Make sure to prepare literature to distribute to passersby and people downtown during the event. The literature could have messages that fit with the Un-Fair Campaign’s strategy and seek to educate around structural racism and systemic white supremacy. This outreach tool could be coupled with other ways of engaging passersby, such as a picnic or games like “throw your shoe at Hitler” (a take on the game of throwing shoes at a picture of George W. Bush, inspired by the infamous Iraqi shoe-thrower).
Develop a funny street theatre skit about the effects of racism in Duluth that’s engaging enough to distract attention from the neo-Nazis. Perform it over and over at different locations downtown; invite passersby and media to participate in the skit.
Hold a “funeral march” for white supremacy by carrying fake caskets labeled “white supremacy,” “environmental racism,” “segregation,” “patriarchy,” “homophobia,” and so on. At an appropriate moment, open the caskets to take out colorful signs displaying the benefits of racial equity (good housing for all, good jobs for all, etc.) and have a festival with upbeat music. “Get there first with the most” in the media with press releases framing the action as creative, local, nonviolent and photogenic.
Twin Cities activists could do all these tactics and more, or hold anti-racism teach-ins, at metro-area locations in solidarity with Duluth.
A fantastic initiative already under way is asking donors to contribute money for every minute the white supremacists rally.
In conclusion, here’s an example of a community response done well. Also in 2009, the National Socialist Movement attemped to protest an anti-racism workshop at the midtown YWCA in Minneapolis. 200 boisterous anti-racists came and rallied on the YWCA grounds, and after less than half an hour, the police convinced the neo-Nazis it would be in their best interest to leave. To make sure, the crowd followed the cops and neo-Nazis to their cars, “chasing them out of the neighborhood,” with a couple rotten tomatoes thrown in for good measure.
This counter-rally worked because it was based in the neighborhood – one of the most progressive in the city and with a people of color majority. Attendees were overwhelmingly local, and folks were used to the grungy/punk/counterculture aesthetics of some of the activists involved, who might otherwise have been branded “disruptors.” An organizing meeting the previous week mobilized 100 residents, most of whom concluded that white supremacy wasn’t an issue of “free speech,” but of human rights, dignity and solidarity in their community. The different groups at the rally respected each other, and everyone felt a sense of victory afterwards.
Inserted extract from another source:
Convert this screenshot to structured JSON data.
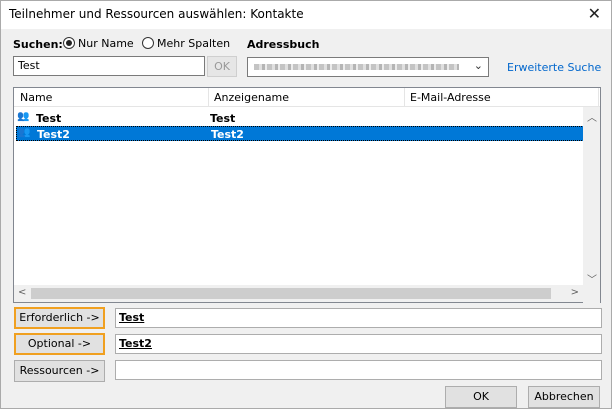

The anti-racism workshop went on, and became more popular than ever. Activists built connections and continue to work together against structural racism.
I believe the current moment in Duluth presents a similar opportunity if on-the-ground organizers, as well as those activists from the Twin Cities with time and energy to pitch in, remember a few key points:
Get there first with the most
Aim to move people one spot on the “spectrum of allies”
Make genuine connections and avoid “inessential weirdness”
Be creative and nonviolent to reach the goals
Put locals in the lead
With these ingredients and some passionate organizing, we can make a reason to get excited about anti-racist action in our communities for the long haul.